_TASK DIRECTIONS_. Among the records below, find each line containing the word "Compatibility" and copy it.

*** Opening of STUDY MATERIAL ***

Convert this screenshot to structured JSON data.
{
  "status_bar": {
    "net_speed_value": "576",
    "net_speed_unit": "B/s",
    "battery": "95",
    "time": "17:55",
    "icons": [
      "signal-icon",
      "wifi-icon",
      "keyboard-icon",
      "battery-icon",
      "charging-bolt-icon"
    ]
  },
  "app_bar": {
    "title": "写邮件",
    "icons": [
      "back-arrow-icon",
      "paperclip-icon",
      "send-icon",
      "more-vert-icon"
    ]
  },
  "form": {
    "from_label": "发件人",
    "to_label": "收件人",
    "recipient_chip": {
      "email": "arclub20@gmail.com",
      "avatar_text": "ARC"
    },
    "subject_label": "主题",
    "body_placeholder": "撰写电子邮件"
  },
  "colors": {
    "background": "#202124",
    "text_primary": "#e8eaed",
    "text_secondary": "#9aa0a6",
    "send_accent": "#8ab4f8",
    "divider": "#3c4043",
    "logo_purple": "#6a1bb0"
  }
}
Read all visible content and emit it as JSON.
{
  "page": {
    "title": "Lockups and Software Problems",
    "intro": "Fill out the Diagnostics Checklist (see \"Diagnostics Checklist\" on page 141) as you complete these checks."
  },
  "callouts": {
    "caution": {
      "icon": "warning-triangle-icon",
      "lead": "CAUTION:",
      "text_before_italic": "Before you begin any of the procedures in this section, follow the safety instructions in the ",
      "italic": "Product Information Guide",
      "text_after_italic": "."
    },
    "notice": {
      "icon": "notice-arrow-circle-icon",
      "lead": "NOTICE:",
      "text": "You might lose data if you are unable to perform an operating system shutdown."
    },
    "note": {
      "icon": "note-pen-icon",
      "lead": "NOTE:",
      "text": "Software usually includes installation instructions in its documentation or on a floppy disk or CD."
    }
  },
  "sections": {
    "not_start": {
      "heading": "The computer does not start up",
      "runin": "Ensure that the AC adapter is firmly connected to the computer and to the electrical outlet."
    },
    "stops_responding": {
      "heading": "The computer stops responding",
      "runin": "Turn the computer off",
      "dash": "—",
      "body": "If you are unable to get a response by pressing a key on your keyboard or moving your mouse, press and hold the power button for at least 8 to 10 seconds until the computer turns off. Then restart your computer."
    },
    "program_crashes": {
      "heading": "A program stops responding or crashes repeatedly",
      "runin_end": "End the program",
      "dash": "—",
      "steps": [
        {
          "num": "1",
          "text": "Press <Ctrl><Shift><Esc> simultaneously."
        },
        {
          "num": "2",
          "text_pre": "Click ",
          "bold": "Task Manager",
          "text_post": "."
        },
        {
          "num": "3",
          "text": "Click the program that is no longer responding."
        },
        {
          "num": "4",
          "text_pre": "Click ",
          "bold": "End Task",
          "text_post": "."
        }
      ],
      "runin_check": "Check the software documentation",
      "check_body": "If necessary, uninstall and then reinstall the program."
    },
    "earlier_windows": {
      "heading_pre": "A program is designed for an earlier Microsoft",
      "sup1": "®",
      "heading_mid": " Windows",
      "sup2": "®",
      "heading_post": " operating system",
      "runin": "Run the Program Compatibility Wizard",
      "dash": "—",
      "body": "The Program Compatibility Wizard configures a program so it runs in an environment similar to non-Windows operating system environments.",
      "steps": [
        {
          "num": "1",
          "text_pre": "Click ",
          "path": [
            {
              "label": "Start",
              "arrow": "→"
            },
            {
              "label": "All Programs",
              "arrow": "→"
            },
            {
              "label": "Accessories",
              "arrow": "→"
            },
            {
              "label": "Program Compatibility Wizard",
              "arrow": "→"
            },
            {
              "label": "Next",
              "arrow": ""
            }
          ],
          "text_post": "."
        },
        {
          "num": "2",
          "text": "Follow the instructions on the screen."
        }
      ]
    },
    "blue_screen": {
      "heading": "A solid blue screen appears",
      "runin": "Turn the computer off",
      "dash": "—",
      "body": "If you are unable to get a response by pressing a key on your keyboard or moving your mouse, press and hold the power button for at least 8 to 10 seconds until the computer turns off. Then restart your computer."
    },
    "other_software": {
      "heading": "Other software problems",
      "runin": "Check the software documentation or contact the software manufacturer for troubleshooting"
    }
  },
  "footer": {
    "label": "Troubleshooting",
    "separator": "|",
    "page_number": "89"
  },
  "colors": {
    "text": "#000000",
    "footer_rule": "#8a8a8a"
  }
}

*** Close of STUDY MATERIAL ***

_RESPONSE BOX_.
      "runin": "Run the Program Compatibility Wizard",
      "body": "The Program Compatibility Wizard configures a program so it runs in an environment similar to non-Windows operating system environments.",
              "label": "Program Compatibility Wizard",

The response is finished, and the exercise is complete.